Work request:
The full listing should be written out verbatim, and its images should be dropped.

Data:
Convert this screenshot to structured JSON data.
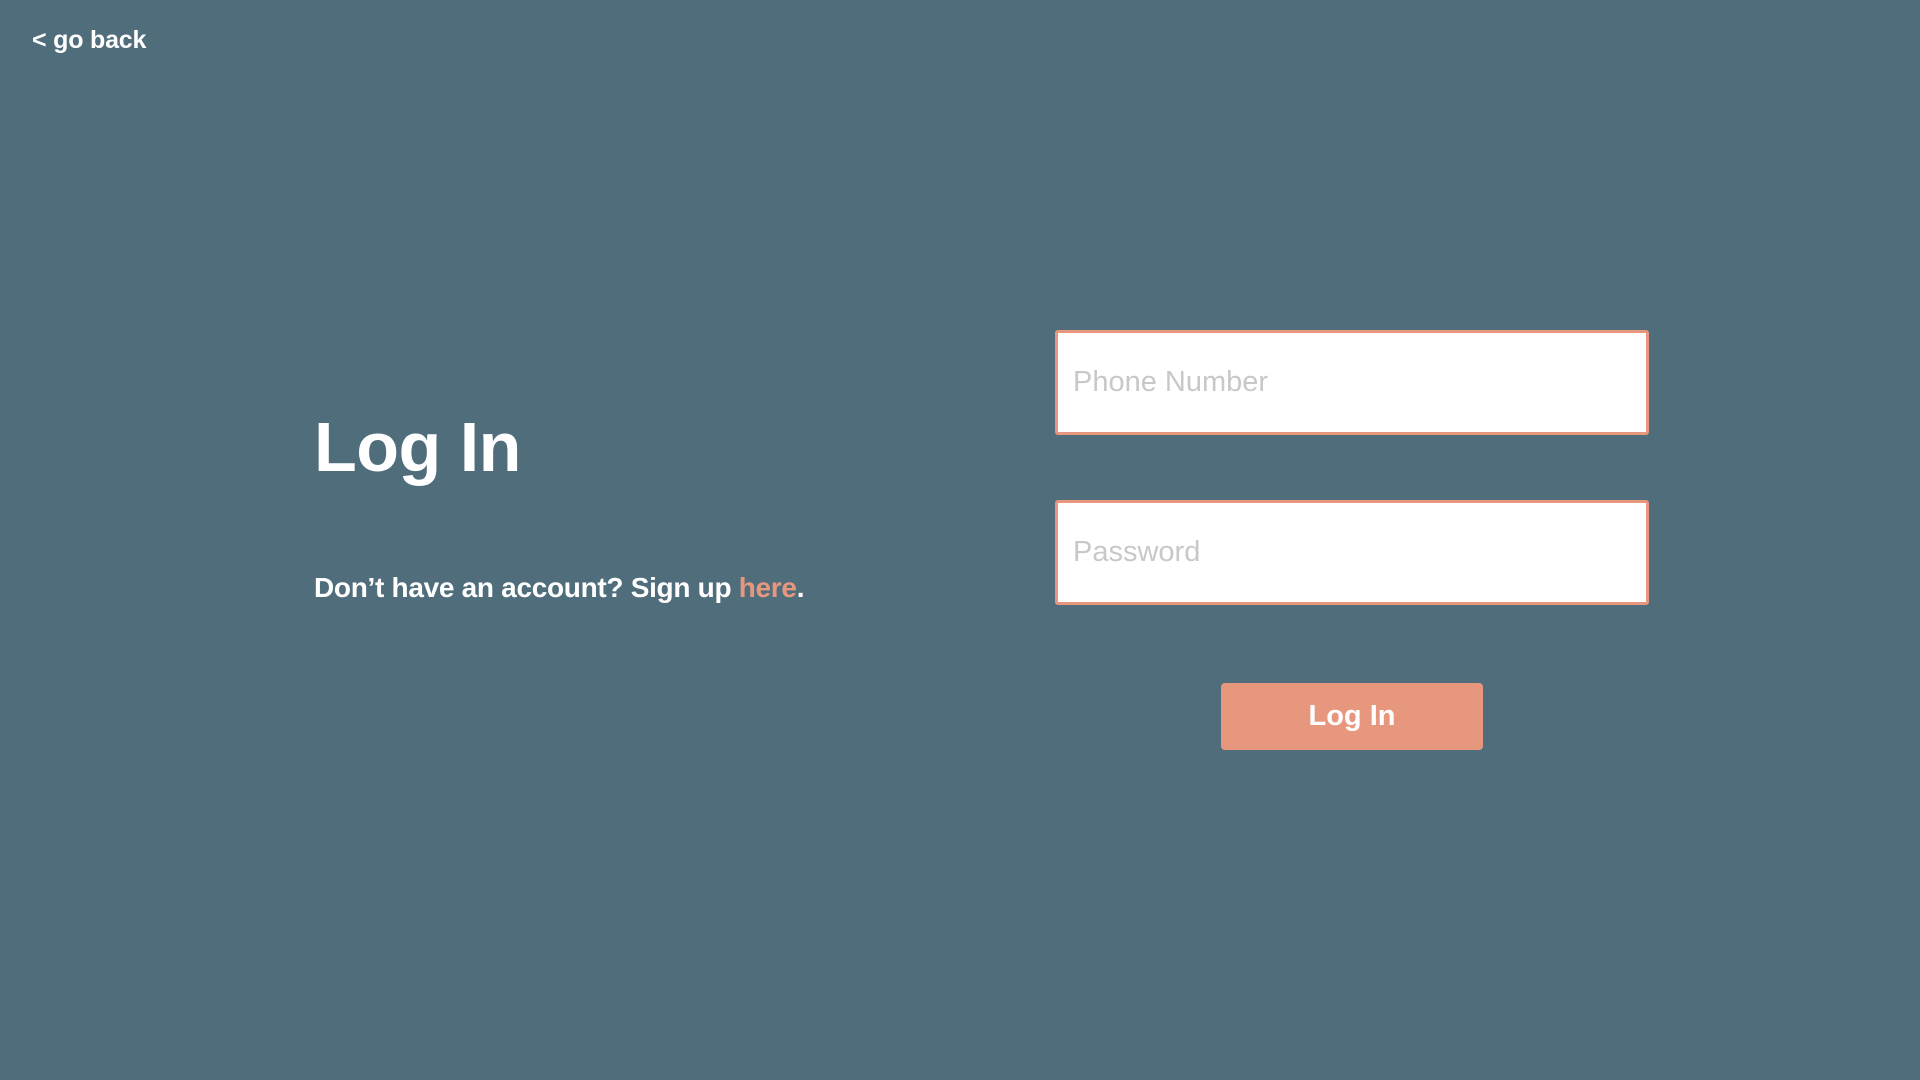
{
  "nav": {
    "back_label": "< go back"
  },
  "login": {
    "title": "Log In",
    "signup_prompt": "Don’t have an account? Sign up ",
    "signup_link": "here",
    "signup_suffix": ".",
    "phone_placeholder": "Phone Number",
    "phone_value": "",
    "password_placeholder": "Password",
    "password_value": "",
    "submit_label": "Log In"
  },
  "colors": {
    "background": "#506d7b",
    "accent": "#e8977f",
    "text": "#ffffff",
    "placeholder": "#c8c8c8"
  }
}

Your response:
Convert this screenshot to structured JSON data.
{
  "nav": {
    "back_label": "< go back"
  },
  "login": {
    "title": "Log In",
    "signup_prompt": "Don’t have an account? Sign up ",
    "signup_link": "here",
    "signup_suffix": ".",
    "phone_placeholder": "Phone Number",
    "phone_value": "",
    "password_placeholder": "Password",
    "password_value": "",
    "submit_label": "Log In"
  },
  "colors": {
    "background": "#506d7b",
    "accent": "#e8977f",
    "text": "#ffffff",
    "placeholder": "#c8c8c8"
  }
}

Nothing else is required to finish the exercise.